We’ve done the digging for you and compiled a list of lesser-known songs from SMB that showcase the group’s evolution throughout their career.
1. “Going to Mexico”
Taken from their fifth studio album—aptly titled Number 5—”Going to Mexico” sees SMB deeply sunken into psychedelia. In the lyrics, Miller sings about escaping his relationship south of the border: Pack my bags / Don’t be too slow / I should have quit you, baby / A long time ago. As an added bonus, there are a number of languid guitar solos to sink into throughout the song.
2. “Nobody But You Baby”
Moving into the ’80s, “Nobody But You Baby” has a yacht rock sensibility in the vein of “Jet Airliner.” Miller sings, Baby, when I see you walking down the street / Baby, I can tell we’re on a winning streak / Nobody can tell me ’bout what to do / Cuz baby I know that your love is true. It’s an easy breezy track that will conjure up images of summertime cruisin’ to get you through these next few, cold months.
3. “Journey From Eden”
“Journey From Eden” is a haunting track. The first part of the song features lush harmonies that float on top of a delicate guitar riff. By the second chorus, a swell of strings comes in as Miller breaks through with the line She is standing in the doorway / With the love light in her eye / And she beckons me to journey / Through the night. This song is yet another psychedelic gem from SMB.
4. “Good Morning”

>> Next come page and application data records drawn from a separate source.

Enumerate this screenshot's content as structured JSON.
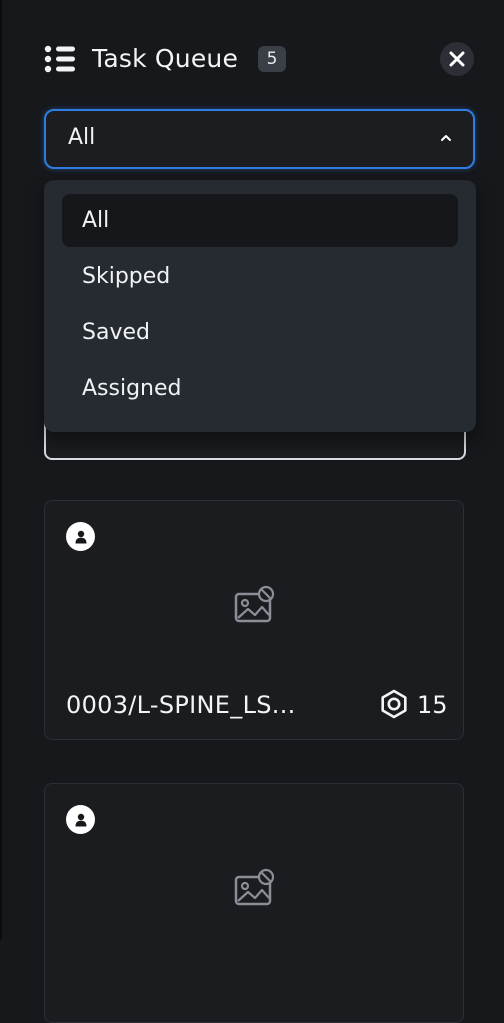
{
  "header": {
    "title": "Task Queue",
    "count": "5",
    "menu_icon": "list-icon",
    "close_icon": "close-icon"
  },
  "filter": {
    "selected": "All",
    "options": [
      "All",
      "Skipped",
      "Saved",
      "Assigned"
    ],
    "accent_color": "#2f7de0"
  },
  "cards": [
    {
      "name": "0003/L-SPINE_LS...",
      "count": "15",
      "user_icon": "user-icon",
      "thumb_icon": "image-placeholder-icon",
      "count_icon": "hexagon-icon"
    },
    {
      "name": "",
      "count": "",
      "user_icon": "user-icon",
      "thumb_icon": "image-placeholder-icon"
    }
  ]
}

As the title suggests, the warbling intro to this track seems as if the band themselves are having a slow start to their morning. The nearly 30-second intro (which is forever in song time) is broken up by Miller coming in to sing When all the faces are filled with joy / Life’s a holiday. Like much of the Number 5 album, “Good Morning” is a floating, kaleidoscopic track that covers all the fundamental bases of rock music in the ’70s.
5. “Evil” (Live at the Aquarius Theatre, Boston, 1973)
This live recording of “Evil” is on the same album as “The Joker,” so it’s no surprise it has been slightly overshadowed. Nevertheless, “Evil” is as stellar an example of blues-influenced rock as anything else on the album. The guitar solo midway through really drives this track home. It’s smoky, laidback, and endlessly alluring.
Photo by RB/Redferns